This was a huge victory for the protection of the McCloud River, the cold water springs that feed it, and the fish who depend on it.
And for the people of McCloud, as well. The mill site—300,000 square feet of industrial space on 278 acres—was purchased from Nestlé by the McCloud Partners, a group of investors with deep ties to McCloud and California. Their mission is to apply the right balance of economic innovation and environmental stewardship to the former McCloud Mill property. Currently, there are numerous business operating out of the old mill site, from sustainable farming and construction to automotive fabrication and engineering.
"The mill is doing great; business has really grown. We have doubled our revenue, with several significant new tenants like PG&E and Mountain Medics. We're working on some really significant deals that will bring big money and a lot of jobs to town."
- Bruce Berlinger, McCloud Millworks COO and Co-Founder

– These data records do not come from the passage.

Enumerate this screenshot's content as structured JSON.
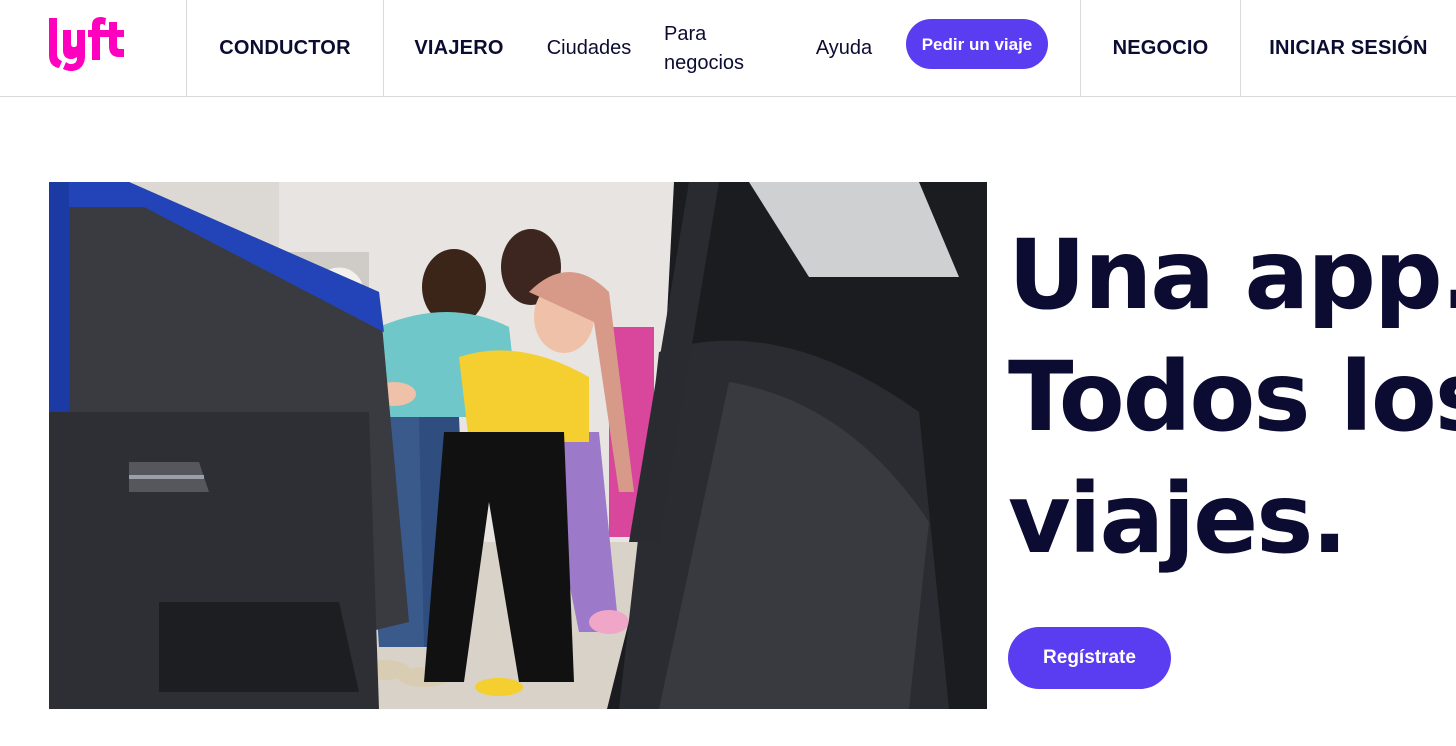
{
  "brand": {
    "logo_text": "lyft",
    "color": "#ff00bf"
  },
  "nav": {
    "conductor": "CONDUCTOR",
    "viajero": "VIAJERO",
    "ciudades": "Ciudades",
    "para_negocios": "Para negocios",
    "ayuda": "Ayuda",
    "pedir_viaje": "Pedir un viaje",
    "negocio": "NEGOCIO",
    "iniciar_sesion": "INICIAR SESIÓN"
  },
  "hero": {
    "headline_lines": [
      "Una app.",
      "Todos los",
      "viajes."
    ],
    "cta_label": "Regístrate",
    "accent_color": "#5a3df0",
    "text_color": "#0c0b31"
  }
}
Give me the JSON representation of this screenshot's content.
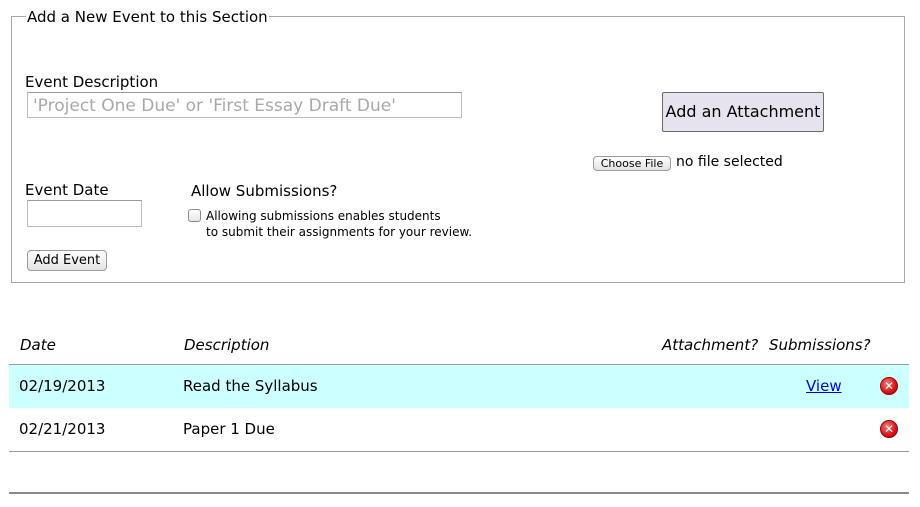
{
  "form": {
    "legend": "Add a New Event to this Section",
    "event_description_label": "Event Description",
    "event_description_placeholder": "'Project One Due' or 'First Essay Draft Due'",
    "event_description_value": "",
    "event_date_label": "Event Date",
    "event_date_value": "",
    "allow_submissions_label": "Allow Submissions?",
    "allow_submissions_help_line1": "Allowing submissions enables students",
    "allow_submissions_help_line2": "to submit their assignments for your review.",
    "allow_submissions_checked": false,
    "add_event_label": "Add Event",
    "add_attachment_label": "Add an Attachment",
    "choose_file_label": "Choose File",
    "no_file_text": "no file selected"
  },
  "table": {
    "headers": {
      "date": "Date",
      "description": "Description",
      "attachment": "Attachment?",
      "submissions": "Submissions?"
    },
    "rows": [
      {
        "date": "02/19/2013",
        "description": "Read the Syllabus",
        "submissions": "View",
        "highlighted": true
      },
      {
        "date": "02/21/2013",
        "description": "Paper 1 Due",
        "submissions": "",
        "highlighted": false
      }
    ]
  },
  "colors": {
    "highlight_row": "#ccffff",
    "attachment_button_bg": "#e6e2ee",
    "link": "#0000ee",
    "delete_icon": "#d41616"
  }
}
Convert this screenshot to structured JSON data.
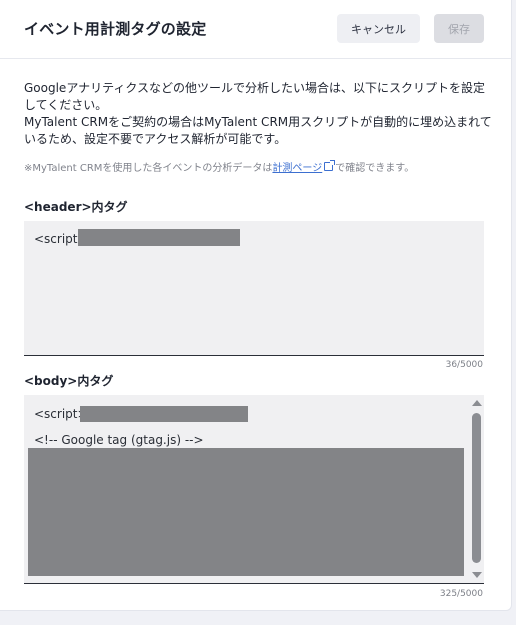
{
  "dialog": {
    "title": "イベント用計測タグの設定",
    "cancel_label": "キャンセル",
    "save_label": "保存"
  },
  "description": {
    "line1": "Googleアナリティクスなどの他ツールで分析したい場合は、以下にスクリプトを設定してください。",
    "line2": "MyTalent CRMをご契約の場合はMyTalent CRM用スクリプトが自動的に埋め込まれているため、設定不要でアクセス解析が可能です。",
    "note_prefix": "※MyTalent CRMを使用した各イベントの分析データは",
    "note_link": "計測ページ",
    "note_suffix": "で確認できます。"
  },
  "header_tag": {
    "label": "<header>内タグ",
    "code_start": "<script>",
    "counter": "36/5000"
  },
  "body_tag": {
    "label": "<body>内タグ",
    "code_start": "<script>",
    "code_line2": "<!-- Google tag (gtag.js) -->",
    "counter": "325/5000"
  },
  "colors": {
    "link": "#3c6fd0",
    "redaction": "#838487",
    "save_disabled_bg": "#dcdde2"
  },
  "icons": [
    "external-link-icon",
    "scroll-up-arrow-icon",
    "scroll-down-arrow-icon"
  ]
}
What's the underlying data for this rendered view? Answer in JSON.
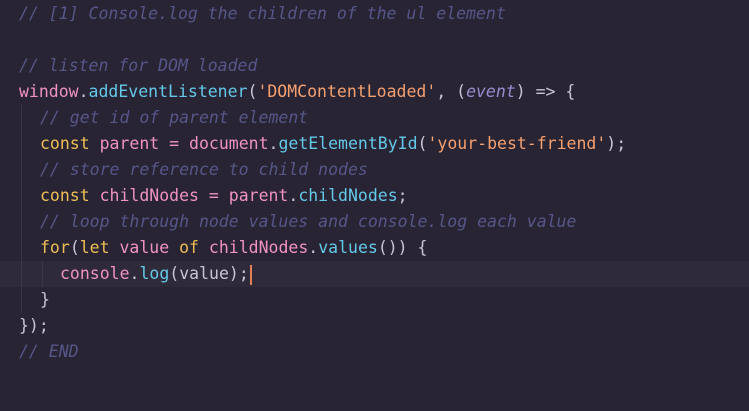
{
  "lines": [
    {
      "text": "// [1] Console.log the children of the ul element"
    },
    {
      "text": ""
    },
    {
      "text": "// listen for DOM loaded"
    },
    {
      "p1": "window",
      "p2": ".",
      "p3": "addEventListener",
      "p4": "(",
      "p5": "'DOMContentLoaded'",
      "p6": ", (",
      "p7": "event",
      "p8": ") => {"
    },
    {
      "text": "// get id of parent element"
    },
    {
      "p1": "const",
      "p2": "parent",
      "p3": "=",
      "p4": "document",
      "p5": ".",
      "p6": "getElementById",
      "p7": "(",
      "p8": "'your-best-friend'",
      "p9": ");"
    },
    {
      "text": "// store reference to child nodes"
    },
    {
      "p1": "const",
      "p2": "childNodes",
      "p3": "=",
      "p4": "parent",
      "p5": ".",
      "p6": "childNodes",
      "p7": ";"
    },
    {
      "text": "// loop through node values and console.log each value"
    },
    {
      "p1": "for",
      "p2": "(",
      "p3": "let",
      "p4": "value",
      "p5": "of",
      "p6": "childNodes",
      "p7": ".",
      "p8": "values",
      "p9": "()) {"
    },
    {
      "p1": "console",
      "p2": ".",
      "p3": "log",
      "p4": "(value);"
    },
    {
      "text": "}"
    },
    {
      "text": "});"
    },
    {
      "text": "// END"
    }
  ],
  "colors": {
    "background": "#282433",
    "comment": "#56568a",
    "keyword": "#eebf56",
    "identifier": "#f092c4",
    "function": "#64c8e8",
    "string": "#f5a070",
    "cursor": "#e0805a"
  }
}
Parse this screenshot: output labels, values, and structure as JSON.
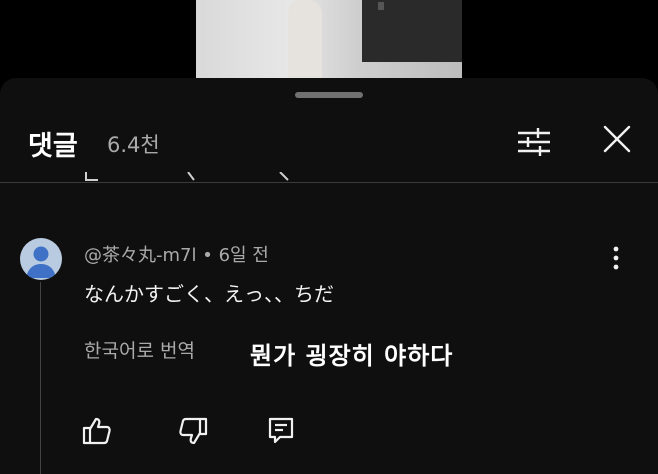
{
  "header": {
    "title": "댓글",
    "count": "6.4천"
  },
  "comment": {
    "author": "@茶々丸-m7l",
    "separator": "•",
    "time": "6일 전",
    "text": "なんかすごく、えっ、、ちだ",
    "translate_label": "한국어로 번역",
    "overlay_translation": "뭔가 굉장히 야하다"
  },
  "icons": {
    "filter": "filter-icon",
    "close": "close-icon",
    "more": "more-vert-icon",
    "like": "thumb-up-icon",
    "dislike": "thumb-down-icon",
    "reply": "reply-icon"
  },
  "colors": {
    "sheet_background": "#0f0f0f",
    "primary_text": "#f1f1f1",
    "secondary_text": "#aaaaaa",
    "avatar": "#b9cbe0"
  }
}
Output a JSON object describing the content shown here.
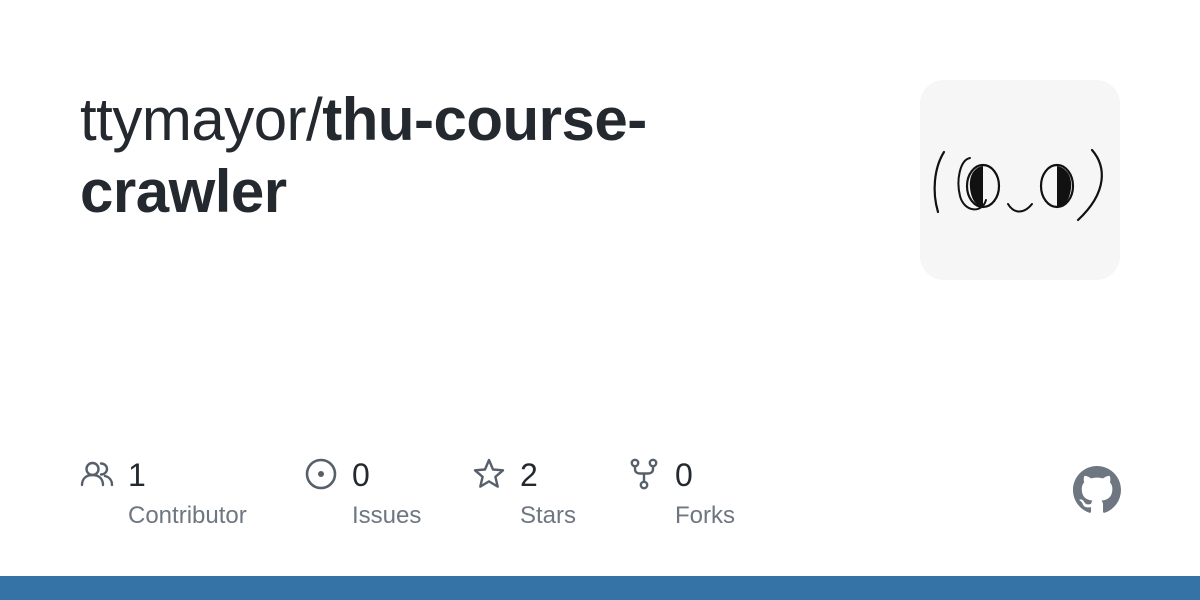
{
  "repo": {
    "owner": "ttymayor",
    "separator": "/",
    "name": "thu-course-crawler"
  },
  "avatar": {
    "icon": "face-doodle-icon",
    "description_text": "(●_●)"
  },
  "stats": [
    {
      "icon": "people-icon",
      "count": "1",
      "label": "Contributor"
    },
    {
      "icon": "issue-circle-icon",
      "count": "0",
      "label": "Issues"
    },
    {
      "icon": "star-icon",
      "count": "2",
      "label": "Stars"
    },
    {
      "icon": "fork-icon",
      "count": "0",
      "label": "Forks"
    }
  ],
  "colors": {
    "text_primary": "#24292f",
    "text_secondary": "#6e7781",
    "icon": "#57606a",
    "logo": "#6e7781",
    "bar": "#3572A5"
  }
}
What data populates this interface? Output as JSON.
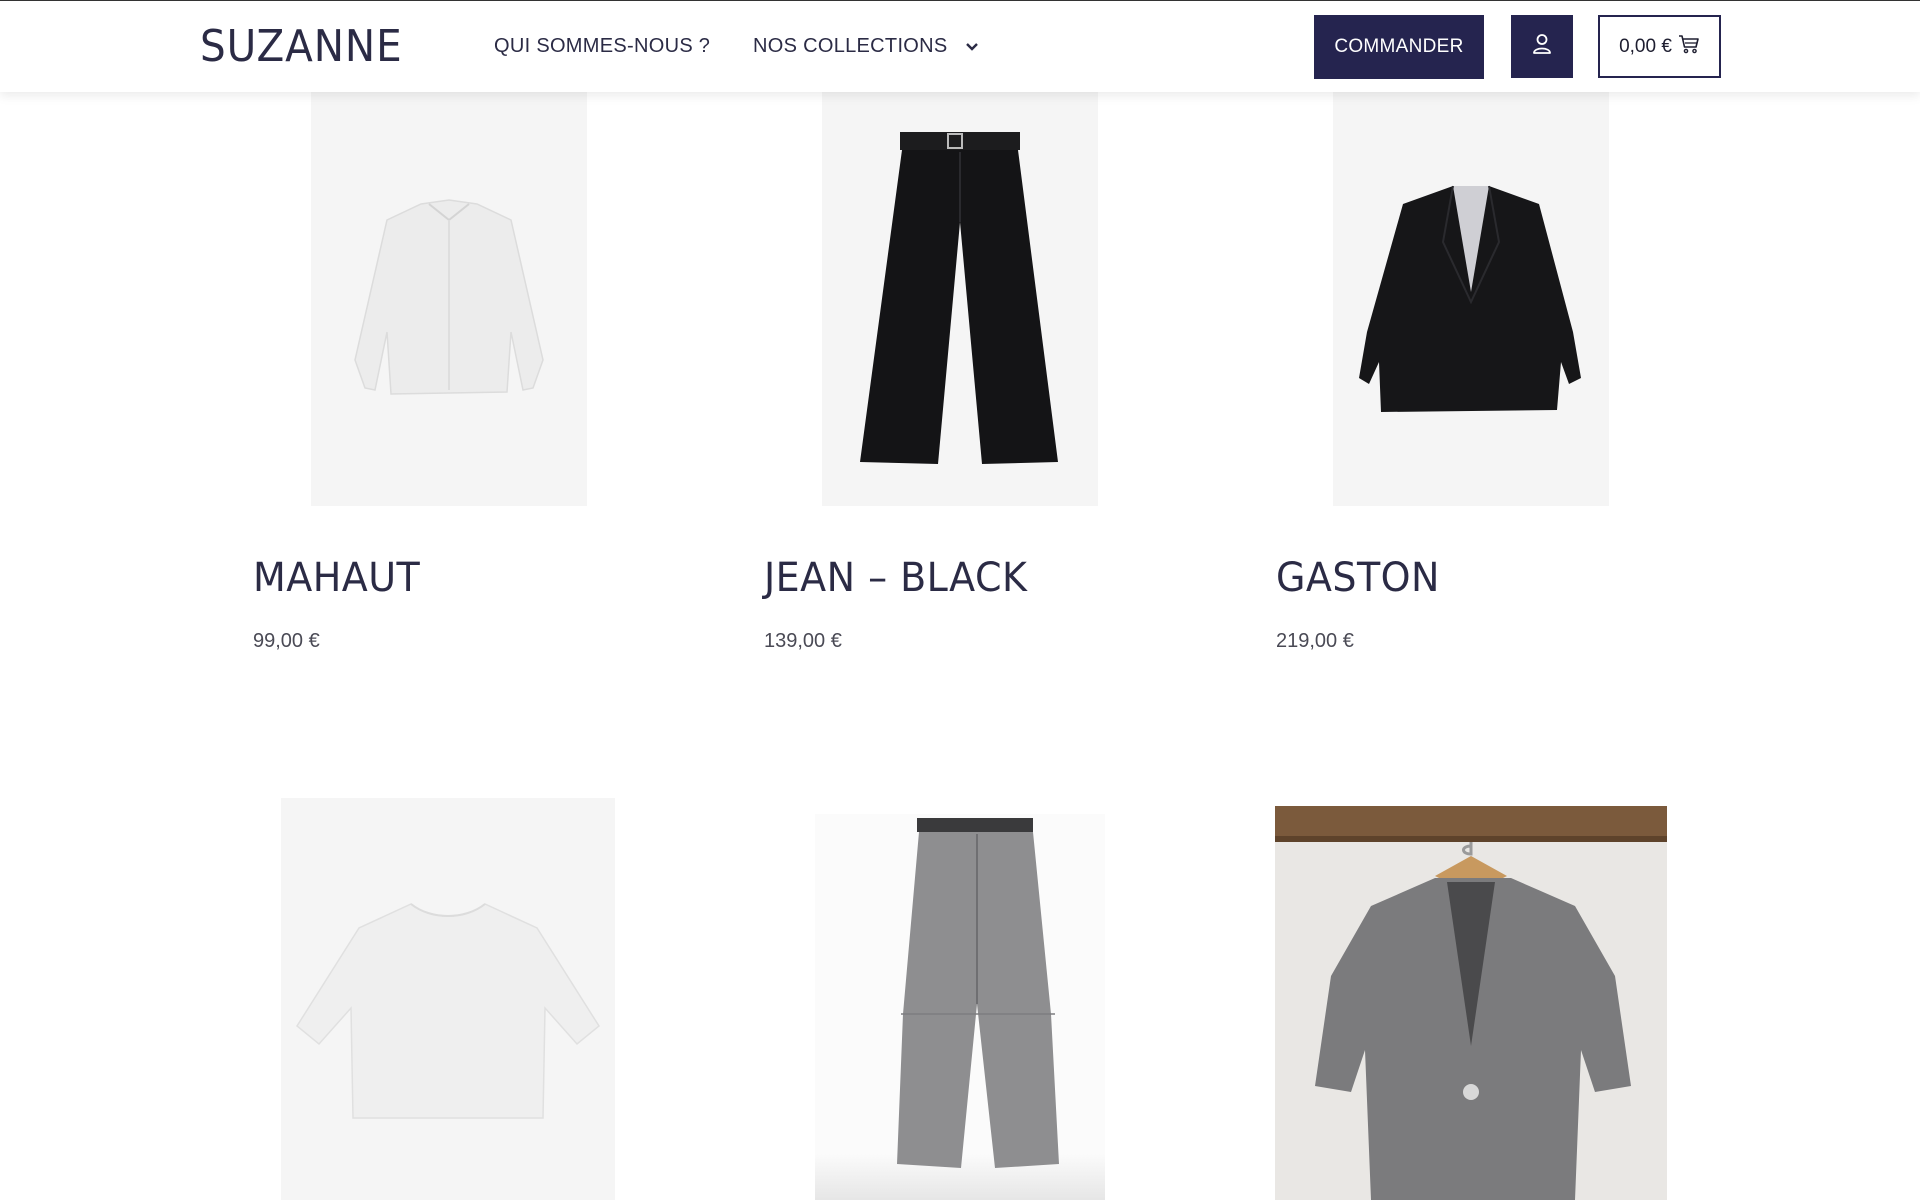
{
  "header": {
    "logo": "SUZANNE",
    "nav": {
      "about": "QUI SOMMES-NOUS ?",
      "collections": "NOS COLLECTIONS"
    },
    "order_button": "COMMANDER",
    "account_icon": "user-icon",
    "cart": {
      "total": "0,00 €",
      "icon": "cart-icon"
    }
  },
  "products": [
    {
      "name": "MAHAUT",
      "price": "99,00 €"
    },
    {
      "name": "JEAN – BLACK",
      "price": "139,00 €"
    },
    {
      "name": "GASTON",
      "price": "219,00 €"
    }
  ],
  "colors": {
    "brand": "#25244f",
    "text": "#2b2b45",
    "image_bg": "#f5f5f5"
  }
}
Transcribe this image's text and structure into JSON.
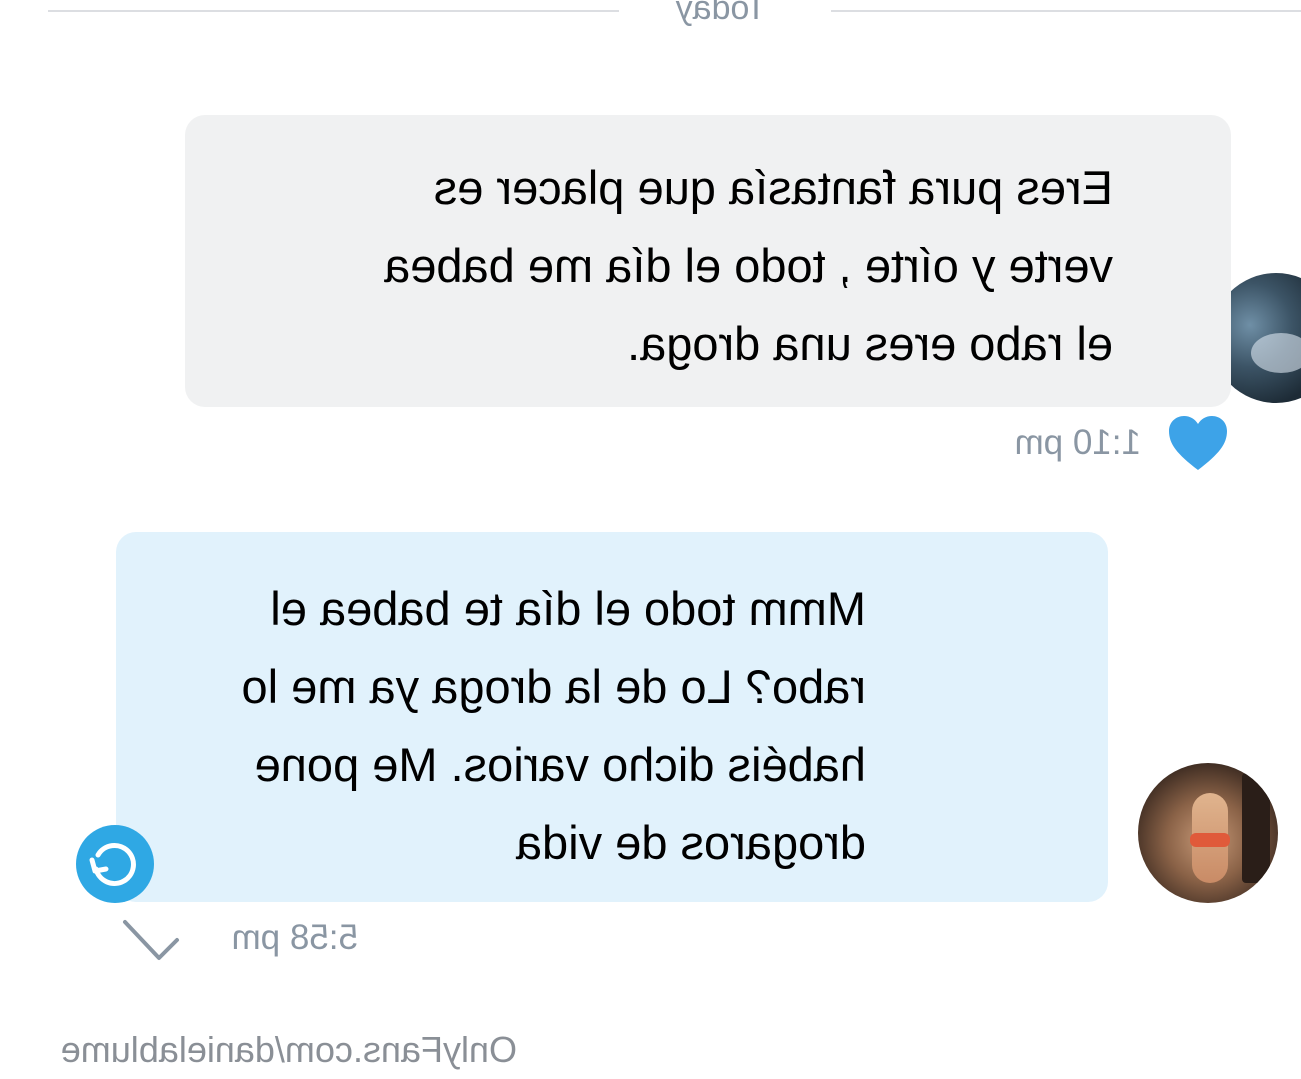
{
  "date_divider": {
    "label": "Today"
  },
  "messages": [
    {
      "type": "received",
      "text_lines": [
        "Eres pura fantasía que placer es",
        "verte y oírte , todo el día me babea",
        "el rabo eres una droga."
      ],
      "time": "1:10 pm",
      "liked": true
    },
    {
      "type": "sent",
      "text_lines": [
        "Mmm todo el día te babea el",
        "rabo? Lo de la droga ya me lo",
        "habéis dicho varios. Me pone",
        "drogaros de vida"
      ],
      "time": "5:58 pm",
      "read": true
    }
  ],
  "watermark": {
    "text": "OnlyFans.com/danielablume"
  },
  "colors": {
    "received_bubble": "#f0f1f2",
    "sent_bubble": "#e1f2fc",
    "accent": "#2fa8e4",
    "meta_text": "#8a96a3"
  },
  "icons": {
    "heart": "heart-icon",
    "check": "check-icon",
    "refresh": "refresh-icon"
  }
}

The Nestlé fight was a pivotal moment in the evolution of CalTrout. We learned the power of grassroots organizing, enabled by our community-based office; we learned that leading with science and developing fact-based information earns credibility; we learned that legal representation and knowledge of law and policy are necessary when seeking to defend the public trust; and we learned how a strategic public relations campaign is vital in order to frame the issues correctly.
Most notably, we learned these components must be coordinated and work in tandem when taking on a challenge as big as Nestlé’s threat to steal spring water from the McCloud River. And we'll be ready for the next big challenge when it comes.